(Component data from apps and pages)

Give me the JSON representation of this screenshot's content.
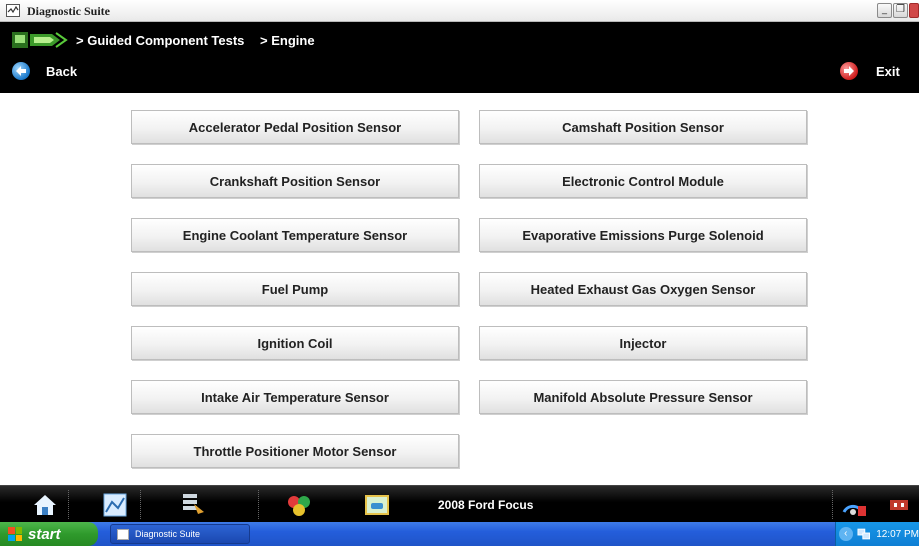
{
  "window": {
    "title": "Diagnostic Suite"
  },
  "header": {
    "breadcrumbs": [
      "> Guided Component Tests",
      "> Engine"
    ],
    "back_label": "Back",
    "exit_label": "Exit"
  },
  "components": {
    "left": [
      "Accelerator Pedal Position Sensor",
      "Crankshaft Position Sensor",
      "Engine Coolant Temperature Sensor",
      "Fuel Pump",
      "Ignition Coil",
      "Intake Air Temperature Sensor",
      "Throttle Positioner Motor Sensor"
    ],
    "right": [
      "Camshaft Position Sensor",
      "Electronic Control Module",
      "Evaporative Emissions Purge Solenoid",
      "Heated Exhaust Gas Oxygen Sensor",
      "Injector",
      "Manifold Absolute Pressure Sensor"
    ]
  },
  "toolbar": {
    "vehicle": "2008 Ford Focus",
    "icons": [
      "home-icon",
      "data-list-icon",
      "tools-icon",
      "modules-icon",
      "vehicle-icon",
      "connection-icon"
    ]
  },
  "taskbar": {
    "start_label": "start",
    "task_label": "Diagnostic Suite",
    "clock": "12:07 PM"
  },
  "colors": {
    "header_bg": "#000000",
    "taskbar_blue": "#245edb",
    "start_green": "#2f9a2c"
  }
}
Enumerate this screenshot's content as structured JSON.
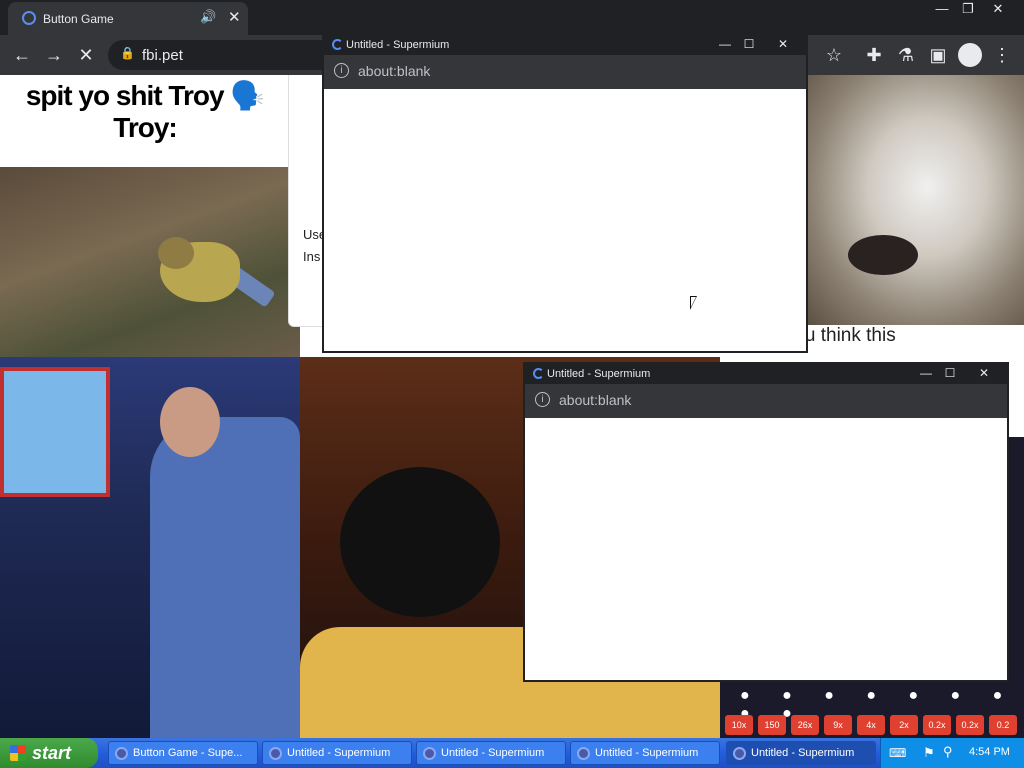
{
  "browser": {
    "tab_title": "Button Game",
    "audio_icon": "🔊",
    "tab_close": "✕",
    "url": "fbi.pet",
    "window_min": "—",
    "window_restore": "❐",
    "window_close": "✕"
  },
  "toolbar": {
    "back": "←",
    "forward": "→",
    "stop": "✕",
    "lock": "🔒",
    "star": "☆",
    "extensions": "✚",
    "lab": "⚗",
    "sidepanel": "▣",
    "menu": "⋮"
  },
  "page": {
    "meme_line1": "spit yo shit Troy 🗣️",
    "meme_line2": "Troy:",
    "dialog_line1": "Use",
    "dialog_line2": "Ins",
    "cat_caption": "made you think this"
  },
  "game": {
    "dots": "● ● ● ● ● ● ● ● ●",
    "chips": [
      "10x",
      "150",
      "26x",
      "9x",
      "4x",
      "2x",
      "0.2x",
      "0.2x",
      "0.2"
    ]
  },
  "popups": [
    {
      "title": "Untitled - Supermium",
      "address": "about:blank"
    },
    {
      "title": "Untitled - Supermium",
      "address": "about:blank"
    }
  ],
  "popup_controls": {
    "min": "—",
    "max": "☐",
    "close": "✕",
    "info": "i"
  },
  "taskbar": {
    "start_label": "start",
    "items": [
      "Button Game - Supe...",
      "Untitled - Supermium",
      "Untitled - Supermium",
      "Untitled - Supermium",
      "Untitled - Supermium"
    ],
    "tray_keyboard": "⌨",
    "tray_network": "⚑",
    "tray_search": "⚲",
    "clock": "4:54 PM"
  }
}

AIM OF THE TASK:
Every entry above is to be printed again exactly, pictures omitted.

EXERCISE RESPONSE:
Give me the JSON representation of this screenshot's content.
{
  "window": {
    "title": "Diagnostic Suite"
  },
  "header": {
    "breadcrumbs": [
      "> Guided Component Tests",
      "> Engine"
    ],
    "back_label": "Back",
    "exit_label": "Exit"
  },
  "components": {
    "left": [
      "Accelerator Pedal Position Sensor",
      "Crankshaft Position Sensor",
      "Engine Coolant Temperature Sensor",
      "Fuel Pump",
      "Ignition Coil",
      "Intake Air Temperature Sensor",
      "Throttle Positioner Motor Sensor"
    ],
    "right": [
      "Camshaft Position Sensor",
      "Electronic Control Module",
      "Evaporative Emissions Purge Solenoid",
      "Heated Exhaust Gas Oxygen Sensor",
      "Injector",
      "Manifold Absolute Pressure Sensor"
    ]
  },
  "toolbar": {
    "vehicle": "2008 Ford Focus",
    "icons": [
      "home-icon",
      "data-list-icon",
      "tools-icon",
      "modules-icon",
      "vehicle-icon",
      "connection-icon"
    ]
  },
  "taskbar": {
    "start_label": "start",
    "task_label": "Diagnostic Suite",
    "clock": "12:07 PM"
  },
  "colors": {
    "header_bg": "#000000",
    "taskbar_blue": "#245edb",
    "start_green": "#2f9a2c"
  }
}
Enumerate this screenshot's content as structured JSON.
{
  "browser": {
    "tab_title": "Button Game",
    "audio_icon": "🔊",
    "tab_close": "✕",
    "url": "fbi.pet",
    "window_min": "—",
    "window_restore": "❐",
    "window_close": "✕"
  },
  "toolbar": {
    "back": "←",
    "forward": "→",
    "stop": "✕",
    "lock": "🔒",
    "star": "☆",
    "extensions": "✚",
    "lab": "⚗",
    "sidepanel": "▣",
    "menu": "⋮"
  },
  "page": {
    "meme_line1": "spit yo shit Troy 🗣️",
    "meme_line2": "Troy:",
    "dialog_line1": "Use",
    "dialog_line2": "Ins",
    "cat_caption": "made you think this"
  },
  "game": {
    "dots": "● ● ● ● ● ● ● ● ●",
    "chips": [
      "10x",
      "150",
      "26x",
      "9x",
      "4x",
      "2x",
      "0.2x",
      "0.2x",
      "0.2"
    ]
  },
  "popups": [
    {
      "title": "Untitled - Supermium",
      "address": "about:blank"
    },
    {
      "title": "Untitled - Supermium",
      "address": "about:blank"
    }
  ],
  "popup_controls": {
    "min": "—",
    "max": "☐",
    "close": "✕",
    "info": "i"
  },
  "taskbar": {
    "start_label": "start",
    "items": [
      "Button Game - Supe...",
      "Untitled - Supermium",
      "Untitled - Supermium",
      "Untitled - Supermium",
      "Untitled - Supermium"
    ],
    "tray_keyboard": "⌨",
    "tray_network": "⚑",
    "tray_search": "⚲",
    "clock": "4:54 PM"
  }
}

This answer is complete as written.